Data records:
* * *

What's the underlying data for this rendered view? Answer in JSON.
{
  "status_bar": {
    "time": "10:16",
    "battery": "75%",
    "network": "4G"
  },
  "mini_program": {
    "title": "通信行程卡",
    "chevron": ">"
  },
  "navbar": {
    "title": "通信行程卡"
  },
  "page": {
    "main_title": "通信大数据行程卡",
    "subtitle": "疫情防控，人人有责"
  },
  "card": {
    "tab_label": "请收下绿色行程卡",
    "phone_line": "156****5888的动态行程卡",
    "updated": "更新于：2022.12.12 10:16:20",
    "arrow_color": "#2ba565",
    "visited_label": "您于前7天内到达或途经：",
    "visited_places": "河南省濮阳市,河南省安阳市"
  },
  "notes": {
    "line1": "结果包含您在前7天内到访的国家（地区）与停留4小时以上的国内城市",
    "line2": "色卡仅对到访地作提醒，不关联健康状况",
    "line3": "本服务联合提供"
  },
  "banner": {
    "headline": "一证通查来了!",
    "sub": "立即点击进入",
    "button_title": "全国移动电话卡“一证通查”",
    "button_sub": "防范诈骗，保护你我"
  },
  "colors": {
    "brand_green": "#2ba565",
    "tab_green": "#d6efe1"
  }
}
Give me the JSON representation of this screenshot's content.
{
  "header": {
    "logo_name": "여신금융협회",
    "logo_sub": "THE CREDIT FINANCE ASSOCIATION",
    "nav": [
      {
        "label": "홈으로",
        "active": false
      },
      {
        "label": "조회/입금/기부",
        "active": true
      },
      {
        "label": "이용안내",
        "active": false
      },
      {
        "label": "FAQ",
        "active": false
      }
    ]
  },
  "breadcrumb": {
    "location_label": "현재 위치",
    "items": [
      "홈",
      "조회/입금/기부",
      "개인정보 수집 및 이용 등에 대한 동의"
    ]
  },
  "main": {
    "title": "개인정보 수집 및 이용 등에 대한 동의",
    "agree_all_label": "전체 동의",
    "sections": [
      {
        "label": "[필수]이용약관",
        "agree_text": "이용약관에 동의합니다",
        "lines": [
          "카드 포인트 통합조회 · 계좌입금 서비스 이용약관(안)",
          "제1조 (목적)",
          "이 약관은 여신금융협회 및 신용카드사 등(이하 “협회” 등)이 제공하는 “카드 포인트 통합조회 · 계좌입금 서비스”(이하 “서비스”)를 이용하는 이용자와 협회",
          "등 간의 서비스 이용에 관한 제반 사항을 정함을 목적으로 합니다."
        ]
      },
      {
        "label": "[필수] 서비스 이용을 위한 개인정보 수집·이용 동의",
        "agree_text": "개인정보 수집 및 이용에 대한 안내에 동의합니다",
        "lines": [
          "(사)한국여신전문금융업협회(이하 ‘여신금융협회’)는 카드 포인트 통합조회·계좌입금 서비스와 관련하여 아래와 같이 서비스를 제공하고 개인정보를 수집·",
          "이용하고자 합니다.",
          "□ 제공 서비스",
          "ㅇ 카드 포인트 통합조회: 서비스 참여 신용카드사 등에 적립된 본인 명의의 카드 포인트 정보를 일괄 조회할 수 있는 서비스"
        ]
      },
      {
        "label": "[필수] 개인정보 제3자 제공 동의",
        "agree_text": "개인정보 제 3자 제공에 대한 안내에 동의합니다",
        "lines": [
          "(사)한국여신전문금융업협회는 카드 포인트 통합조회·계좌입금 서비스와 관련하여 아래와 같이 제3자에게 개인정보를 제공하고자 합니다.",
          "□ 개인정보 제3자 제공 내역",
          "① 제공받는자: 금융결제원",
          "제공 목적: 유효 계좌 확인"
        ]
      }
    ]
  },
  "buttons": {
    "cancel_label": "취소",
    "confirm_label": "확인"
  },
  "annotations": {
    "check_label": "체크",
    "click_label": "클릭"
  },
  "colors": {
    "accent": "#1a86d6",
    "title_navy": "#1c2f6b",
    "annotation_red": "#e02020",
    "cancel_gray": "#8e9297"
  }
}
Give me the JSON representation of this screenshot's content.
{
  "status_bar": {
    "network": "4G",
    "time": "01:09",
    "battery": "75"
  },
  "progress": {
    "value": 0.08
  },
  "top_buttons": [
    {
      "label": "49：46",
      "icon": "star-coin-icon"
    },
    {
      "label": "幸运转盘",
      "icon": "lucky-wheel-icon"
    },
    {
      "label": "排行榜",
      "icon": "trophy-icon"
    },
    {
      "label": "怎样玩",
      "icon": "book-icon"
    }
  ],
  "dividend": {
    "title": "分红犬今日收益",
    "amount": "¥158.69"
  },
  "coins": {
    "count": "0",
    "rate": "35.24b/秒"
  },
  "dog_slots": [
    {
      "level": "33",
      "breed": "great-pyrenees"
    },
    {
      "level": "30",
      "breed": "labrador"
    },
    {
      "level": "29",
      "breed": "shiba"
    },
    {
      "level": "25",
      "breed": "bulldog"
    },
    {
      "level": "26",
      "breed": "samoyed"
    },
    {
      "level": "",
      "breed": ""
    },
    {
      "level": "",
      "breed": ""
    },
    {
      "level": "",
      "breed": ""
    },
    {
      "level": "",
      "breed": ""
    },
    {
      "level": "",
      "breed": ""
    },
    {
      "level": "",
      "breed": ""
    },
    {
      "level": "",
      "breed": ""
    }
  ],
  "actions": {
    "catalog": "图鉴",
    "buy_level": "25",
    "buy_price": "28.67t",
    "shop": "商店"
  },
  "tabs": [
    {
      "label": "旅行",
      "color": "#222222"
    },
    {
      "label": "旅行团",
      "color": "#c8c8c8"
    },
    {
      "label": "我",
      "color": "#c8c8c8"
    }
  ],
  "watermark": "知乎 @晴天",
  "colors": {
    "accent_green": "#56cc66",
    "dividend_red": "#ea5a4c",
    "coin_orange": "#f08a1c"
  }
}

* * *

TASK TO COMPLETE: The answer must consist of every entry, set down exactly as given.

WRITTEN RESPONSE:
What's the underlying data for this rendered view? Answer in JSON.
{
  "status_bar": {
    "time": "10:16",
    "battery": "75%",
    "network": "4G"
  },
  "mini_program": {
    "title": "通信行程卡",
    "chevron": ">"
  },
  "navbar": {
    "title": "通信行程卡"
  },
  "page": {
    "main_title": "通信大数据行程卡",
    "subtitle": "疫情防控，人人有责"
  },
  "card": {
    "tab_label": "请收下绿色行程卡",
    "phone_line": "156****5888的动态行程卡",
    "updated": "更新于：2022.12.12 10:16:20",
    "arrow_color": "#2ba565",
    "visited_label": "您于前7天内到达或途经：",
    "visited_places": "河南省濮阳市,河南省安阳市"
  },
  "notes": {
    "line1": "结果包含您在前7天内到访的国家（地区）与停留4小时以上的国内城市",
    "line2": "色卡仅对到访地作提醒，不关联健康状况",
    "line3": "本服务联合提供"
  },
  "banner": {
    "headline": "一证通查来了!",
    "sub": "立即点击进入",
    "button_title": "全国移动电话卡“一证通查”",
    "button_sub": "防范诈骗，保护你我"
  },
  "colors": {
    "brand_green": "#2ba565",
    "tab_green": "#d6efe1"
  }
}
Give me the JSON representation of this screenshot's content.
{
  "header": {
    "logo_name": "여신금융협회",
    "logo_sub": "THE CREDIT FINANCE ASSOCIATION",
    "nav": [
      {
        "label": "홈으로",
        "active": false
      },
      {
        "label": "조회/입금/기부",
        "active": true
      },
      {
        "label": "이용안내",
        "active": false
      },
      {
        "label": "FAQ",
        "active": false
      }
    ]
  },
  "breadcrumb": {
    "location_label": "현재 위치",
    "items": [
      "홈",
      "조회/입금/기부",
      "개인정보 수집 및 이용 등에 대한 동의"
    ]
  },
  "main": {
    "title": "개인정보 수집 및 이용 등에 대한 동의",
    "agree_all_label": "전체 동의",
    "sections": [
      {
        "label": "[필수]이용약관",
        "agree_text": "이용약관에 동의합니다",
        "lines": [
          "카드 포인트 통합조회 · 계좌입금 서비스 이용약관(안)",
          "제1조 (목적)",
          "이 약관은 여신금융협회 및 신용카드사 등(이하 “협회” 등)이 제공하는 “카드 포인트 통합조회 · 계좌입금 서비스”(이하 “서비스”)를 이용하는 이용자와 협회",
          "등 간의 서비스 이용에 관한 제반 사항을 정함을 목적으로 합니다."
        ]
      },
      {
        "label": "[필수] 서비스 이용을 위한 개인정보 수집·이용 동의",
        "agree_text": "개인정보 수집 및 이용에 대한 안내에 동의합니다",
        "lines": [
          "(사)한국여신전문금융업협회(이하 ‘여신금융협회’)는 카드 포인트 통합조회·계좌입금 서비스와 관련하여 아래와 같이 서비스를 제공하고 개인정보를 수집·",
          "이용하고자 합니다.",
          "□ 제공 서비스",
          "ㅇ 카드 포인트 통합조회: 서비스 참여 신용카드사 등에 적립된 본인 명의의 카드 포인트 정보를 일괄 조회할 수 있는 서비스"
        ]
      },
      {
        "label": "[필수] 개인정보 제3자 제공 동의",
        "agree_text": "개인정보 제 3자 제공에 대한 안내에 동의합니다",
        "lines": [
          "(사)한국여신전문금융업협회는 카드 포인트 통합조회·계좌입금 서비스와 관련하여 아래와 같이 제3자에게 개인정보를 제공하고자 합니다.",
          "□ 개인정보 제3자 제공 내역",
          "① 제공받는자: 금융결제원",
          "제공 목적: 유효 계좌 확인"
        ]
      }
    ]
  },
  "buttons": {
    "cancel_label": "취소",
    "confirm_label": "확인"
  },
  "annotations": {
    "check_label": "체크",
    "click_label": "클릭"
  },
  "colors": {
    "accent": "#1a86d6",
    "title_navy": "#1c2f6b",
    "annotation_red": "#e02020",
    "cancel_gray": "#8e9297"
  }
}
Give me the JSON representation of this screenshot's content.
{
  "status_bar": {
    "network": "4G",
    "time": "01:09",
    "battery": "75"
  },
  "progress": {
    "value": 0.08
  },
  "top_buttons": [
    {
      "label": "49：46",
      "icon": "star-coin-icon"
    },
    {
      "label": "幸运转盘",
      "icon": "lucky-wheel-icon"
    },
    {
      "label": "排行榜",
      "icon": "trophy-icon"
    },
    {
      "label": "怎样玩",
      "icon": "book-icon"
    }
  ],
  "dividend": {
    "title": "分红犬今日收益",
    "amount": "¥158.69"
  },
  "coins": {
    "count": "0",
    "rate": "35.24b/秒"
  },
  "dog_slots": [
    {
      "level": "33",
      "breed": "great-pyrenees"
    },
    {
      "level": "30",
      "breed": "labrador"
    },
    {
      "level": "29",
      "breed": "shiba"
    },
    {
      "level": "25",
      "breed": "bulldog"
    },
    {
      "level": "26",
      "breed": "samoyed"
    },
    {
      "level": "",
      "breed": ""
    },
    {
      "level": "",
      "breed": ""
    },
    {
      "level": "",
      "breed": ""
    },
    {
      "level": "",
      "breed": ""
    },
    {
      "level": "",
      "breed": ""
    },
    {
      "level": "",
      "breed": ""
    },
    {
      "level": "",
      "breed": ""
    }
  ],
  "actions": {
    "catalog": "图鉴",
    "buy_level": "25",
    "buy_price": "28.67t",
    "shop": "商店"
  },
  "tabs": [
    {
      "label": "旅行",
      "color": "#222222"
    },
    {
      "label": "旅行团",
      "color": "#c8c8c8"
    },
    {
      "label": "我",
      "color": "#c8c8c8"
    }
  ],
  "watermark": "知乎 @晴天",
  "colors": {
    "accent_green": "#56cc66",
    "dividend_red": "#ea5a4c",
    "coin_orange": "#f08a1c"
  }
}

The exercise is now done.